Doing exiting stuff, as Felix Delattre puts it, is effective to find new people. By doing something completely new and unheard of, you can create a lot of excitement about OpenStreetMap. In Nicaragua, being the first to create an online and paper map with all the bus routes in the capital can do that for you. The exposure this gives you, has an effect beyond the original mapping community that made the project possible in the first place.
Lacking big projects like this, showing real life use cases is an obvious way to connect to your audience once you get their attention. If you know your public, focus on what you know they could use. If you don’t, show the diversity of cool stuff you can do with OSM.
You need a way out of your inner circle.

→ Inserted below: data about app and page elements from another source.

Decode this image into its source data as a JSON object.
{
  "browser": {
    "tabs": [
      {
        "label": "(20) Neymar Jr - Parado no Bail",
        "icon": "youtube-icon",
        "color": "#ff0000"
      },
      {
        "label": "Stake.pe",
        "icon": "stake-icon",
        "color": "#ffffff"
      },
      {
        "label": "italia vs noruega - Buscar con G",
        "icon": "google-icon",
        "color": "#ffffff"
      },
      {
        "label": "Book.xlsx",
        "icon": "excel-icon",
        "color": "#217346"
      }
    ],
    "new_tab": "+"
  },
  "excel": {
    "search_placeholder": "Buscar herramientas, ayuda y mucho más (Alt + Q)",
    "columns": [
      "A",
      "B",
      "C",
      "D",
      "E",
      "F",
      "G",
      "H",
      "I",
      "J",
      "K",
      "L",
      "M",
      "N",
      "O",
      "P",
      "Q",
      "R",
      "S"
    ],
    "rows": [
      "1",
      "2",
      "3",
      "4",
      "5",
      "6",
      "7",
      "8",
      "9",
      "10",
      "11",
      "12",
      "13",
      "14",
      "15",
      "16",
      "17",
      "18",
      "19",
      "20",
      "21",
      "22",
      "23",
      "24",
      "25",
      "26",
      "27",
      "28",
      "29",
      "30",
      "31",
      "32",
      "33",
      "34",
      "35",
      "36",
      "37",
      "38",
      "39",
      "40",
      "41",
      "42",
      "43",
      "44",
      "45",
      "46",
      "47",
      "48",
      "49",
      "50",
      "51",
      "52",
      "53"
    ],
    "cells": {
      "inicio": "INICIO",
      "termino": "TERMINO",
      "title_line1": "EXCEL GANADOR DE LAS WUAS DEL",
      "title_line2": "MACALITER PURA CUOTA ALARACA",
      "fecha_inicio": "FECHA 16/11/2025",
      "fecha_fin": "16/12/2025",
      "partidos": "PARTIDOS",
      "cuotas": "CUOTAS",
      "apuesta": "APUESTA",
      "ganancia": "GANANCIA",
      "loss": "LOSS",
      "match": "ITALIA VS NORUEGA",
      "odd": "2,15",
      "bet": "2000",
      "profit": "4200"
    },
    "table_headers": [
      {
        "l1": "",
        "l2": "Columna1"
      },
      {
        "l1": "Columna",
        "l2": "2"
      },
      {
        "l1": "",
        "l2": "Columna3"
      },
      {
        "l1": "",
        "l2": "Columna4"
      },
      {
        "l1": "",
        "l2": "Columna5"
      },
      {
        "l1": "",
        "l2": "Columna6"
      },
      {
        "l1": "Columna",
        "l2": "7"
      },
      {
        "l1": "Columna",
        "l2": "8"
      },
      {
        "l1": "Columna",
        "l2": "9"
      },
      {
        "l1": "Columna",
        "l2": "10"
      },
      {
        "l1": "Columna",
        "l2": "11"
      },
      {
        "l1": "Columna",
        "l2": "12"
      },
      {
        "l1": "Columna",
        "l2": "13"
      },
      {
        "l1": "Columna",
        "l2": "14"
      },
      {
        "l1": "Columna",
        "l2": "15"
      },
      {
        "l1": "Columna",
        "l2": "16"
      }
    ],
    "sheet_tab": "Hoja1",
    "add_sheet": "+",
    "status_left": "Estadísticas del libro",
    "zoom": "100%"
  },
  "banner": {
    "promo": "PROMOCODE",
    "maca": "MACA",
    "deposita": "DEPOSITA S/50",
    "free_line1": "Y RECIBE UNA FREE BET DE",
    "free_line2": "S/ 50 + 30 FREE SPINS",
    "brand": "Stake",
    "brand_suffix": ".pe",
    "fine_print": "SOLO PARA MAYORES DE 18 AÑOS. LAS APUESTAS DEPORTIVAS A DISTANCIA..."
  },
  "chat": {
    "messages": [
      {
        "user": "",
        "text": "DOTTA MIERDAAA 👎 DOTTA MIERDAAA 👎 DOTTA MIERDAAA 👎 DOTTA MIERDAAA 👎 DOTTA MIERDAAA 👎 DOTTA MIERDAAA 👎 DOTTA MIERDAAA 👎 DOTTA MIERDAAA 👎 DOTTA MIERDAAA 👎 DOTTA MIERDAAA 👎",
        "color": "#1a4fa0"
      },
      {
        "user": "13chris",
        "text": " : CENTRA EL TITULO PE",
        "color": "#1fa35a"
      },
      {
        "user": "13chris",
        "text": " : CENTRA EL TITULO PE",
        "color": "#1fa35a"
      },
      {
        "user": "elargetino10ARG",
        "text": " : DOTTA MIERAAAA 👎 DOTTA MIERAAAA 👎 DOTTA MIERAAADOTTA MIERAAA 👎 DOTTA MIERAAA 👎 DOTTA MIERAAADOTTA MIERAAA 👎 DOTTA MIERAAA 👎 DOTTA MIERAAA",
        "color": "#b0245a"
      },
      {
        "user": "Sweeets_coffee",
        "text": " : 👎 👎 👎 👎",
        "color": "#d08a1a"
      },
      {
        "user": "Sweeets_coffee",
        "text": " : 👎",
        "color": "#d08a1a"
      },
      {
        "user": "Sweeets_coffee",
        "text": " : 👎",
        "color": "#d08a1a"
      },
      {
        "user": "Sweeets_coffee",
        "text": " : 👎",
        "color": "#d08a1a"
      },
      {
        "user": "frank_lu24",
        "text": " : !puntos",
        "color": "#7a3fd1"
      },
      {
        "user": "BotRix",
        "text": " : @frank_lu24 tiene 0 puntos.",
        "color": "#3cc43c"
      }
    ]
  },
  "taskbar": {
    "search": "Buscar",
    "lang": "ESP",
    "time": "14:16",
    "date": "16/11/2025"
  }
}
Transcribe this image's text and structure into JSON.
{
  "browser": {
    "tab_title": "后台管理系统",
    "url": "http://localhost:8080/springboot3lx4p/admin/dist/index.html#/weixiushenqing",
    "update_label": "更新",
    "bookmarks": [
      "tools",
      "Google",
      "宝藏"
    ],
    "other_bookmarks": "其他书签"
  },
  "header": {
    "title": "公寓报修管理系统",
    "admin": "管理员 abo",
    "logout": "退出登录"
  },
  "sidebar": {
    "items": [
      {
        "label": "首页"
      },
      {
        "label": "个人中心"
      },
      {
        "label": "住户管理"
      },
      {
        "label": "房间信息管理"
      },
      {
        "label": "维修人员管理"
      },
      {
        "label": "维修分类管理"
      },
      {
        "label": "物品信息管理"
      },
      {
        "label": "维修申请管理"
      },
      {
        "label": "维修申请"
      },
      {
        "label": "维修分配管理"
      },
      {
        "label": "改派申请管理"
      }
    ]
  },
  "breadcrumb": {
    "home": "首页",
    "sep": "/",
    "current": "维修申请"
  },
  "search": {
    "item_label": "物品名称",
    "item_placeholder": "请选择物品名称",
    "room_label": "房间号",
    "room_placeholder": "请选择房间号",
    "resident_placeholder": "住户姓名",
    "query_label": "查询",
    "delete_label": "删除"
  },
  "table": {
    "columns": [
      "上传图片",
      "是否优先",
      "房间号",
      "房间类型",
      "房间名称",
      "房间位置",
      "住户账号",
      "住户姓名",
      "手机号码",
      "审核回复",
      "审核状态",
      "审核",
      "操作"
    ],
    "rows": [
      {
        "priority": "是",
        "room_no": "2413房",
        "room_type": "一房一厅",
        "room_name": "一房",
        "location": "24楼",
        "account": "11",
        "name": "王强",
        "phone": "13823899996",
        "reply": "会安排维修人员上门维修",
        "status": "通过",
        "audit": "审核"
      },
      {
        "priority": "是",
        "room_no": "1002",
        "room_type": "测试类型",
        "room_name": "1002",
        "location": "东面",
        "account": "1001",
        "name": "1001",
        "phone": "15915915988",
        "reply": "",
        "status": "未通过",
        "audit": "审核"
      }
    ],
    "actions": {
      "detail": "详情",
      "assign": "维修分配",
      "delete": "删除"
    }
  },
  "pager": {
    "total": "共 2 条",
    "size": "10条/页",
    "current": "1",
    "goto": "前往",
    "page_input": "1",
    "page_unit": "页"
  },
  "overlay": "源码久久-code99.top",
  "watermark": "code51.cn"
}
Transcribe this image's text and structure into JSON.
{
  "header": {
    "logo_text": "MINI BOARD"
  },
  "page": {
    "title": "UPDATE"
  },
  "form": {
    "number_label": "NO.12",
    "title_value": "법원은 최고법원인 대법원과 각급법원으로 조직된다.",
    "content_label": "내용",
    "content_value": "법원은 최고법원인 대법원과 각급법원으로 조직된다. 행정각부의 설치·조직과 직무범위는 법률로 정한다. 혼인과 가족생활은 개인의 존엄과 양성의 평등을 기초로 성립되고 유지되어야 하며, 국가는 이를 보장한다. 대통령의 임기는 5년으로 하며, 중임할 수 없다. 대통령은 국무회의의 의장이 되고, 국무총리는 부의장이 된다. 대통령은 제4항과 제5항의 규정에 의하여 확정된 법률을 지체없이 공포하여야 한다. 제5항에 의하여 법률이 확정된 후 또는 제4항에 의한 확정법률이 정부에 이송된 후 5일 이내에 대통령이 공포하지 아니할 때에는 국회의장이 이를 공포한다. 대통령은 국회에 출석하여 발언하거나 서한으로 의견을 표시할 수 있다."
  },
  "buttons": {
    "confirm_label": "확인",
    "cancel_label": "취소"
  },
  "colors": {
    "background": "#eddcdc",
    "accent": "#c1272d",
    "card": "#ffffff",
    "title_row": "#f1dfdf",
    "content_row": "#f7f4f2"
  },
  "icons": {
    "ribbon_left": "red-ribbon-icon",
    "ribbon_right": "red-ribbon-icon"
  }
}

Engage outside organisations. You are basically tapping into existing networks, rather than building one from scratch. For example, connecting with “data science” people, but also local government, entrepreneurs, IT people.
Working together with Trage Wegen has introduced many new mappers to OSM over the last two years in Belgium. This is an organisation focused on the threatened little paths and tracks that connects our messy towns and villages to the sparse open space. The people who support them are passionate about this subject, and it’s not that hard to take their passion for “slow roads” and turn it into a mapping passion, since a mapped path is harder to disappear.
Especially in developed countries, Meetup seems to be a useful tool for creating events. Clifford Snow did an entire session on the subject (video). These events can be as small as a bar hangout, but it can also be used for much larger events. It is quite easy to start a group. As an organizer you have an idea how many people to expect, and Meetup does all the hard communication work for you (maintaining contact list, sending out reminders, thanking for showing up).
Meetup is very local: it will suggest groups to hang out with based on both your location and your other Meetup groups. So you will get a lot of subscriptions from people already active on Meetup, but not yet very interested in OSM. And you will almost automatically find meetup groups which have similar interests, where you might go and talk about OSM.
There are some challenges though. Meetup realizes the value of their network, and so you need to pay to be an organization on their website. Prices depend on the country (3 €/month in Belgium, 15 $ in the US). In practice, this is paid by the very motivated organizers themselves. As there is no free alternative, it might be an idea for central OSM organisations to provide this money instead. The impact is clear, and the investment is minimal. I would dare say that without Meetup, there would probably not have been a State of the Map in Belgium this year.
Both Belgium and Seattle talked about using Humanitarian Mapping as a recruitment tool. It helps attract people who would otherwise not be interested in OpenStreetMap, and gives you a chance to introduce them to the wider project too. It’s also a place to turn your hardcore mappers into volunteers. There are well defined tasks to do, like organizing, promoting, giving talks, making documentation, validating data or helping out individual mappers. That makes it easy to become a volunteer. The repetition of events gives them the opportunity to grow into ever more complex tasks.
This will sound controversial to a lot of people, but imports can be a recruiting tool too. Clifford and Jeff Meyer talk about how they used an import to grow their community here. Imports aren’t easy, and having an ‘import party’ is usually a bad idea. But good imports are possible, and they provide an opportunity to recruit more technically oriented people who would balk at the idea of tracing thousands of buildings.
So, what else?
What dilemmas do you want to talk about? What do you think about the proposed needed tools? What worked for you or your local community? How can we make the life of new community builders easier?
And most of all, how do we keep the momentum we seemed to have during and after SotM 2016?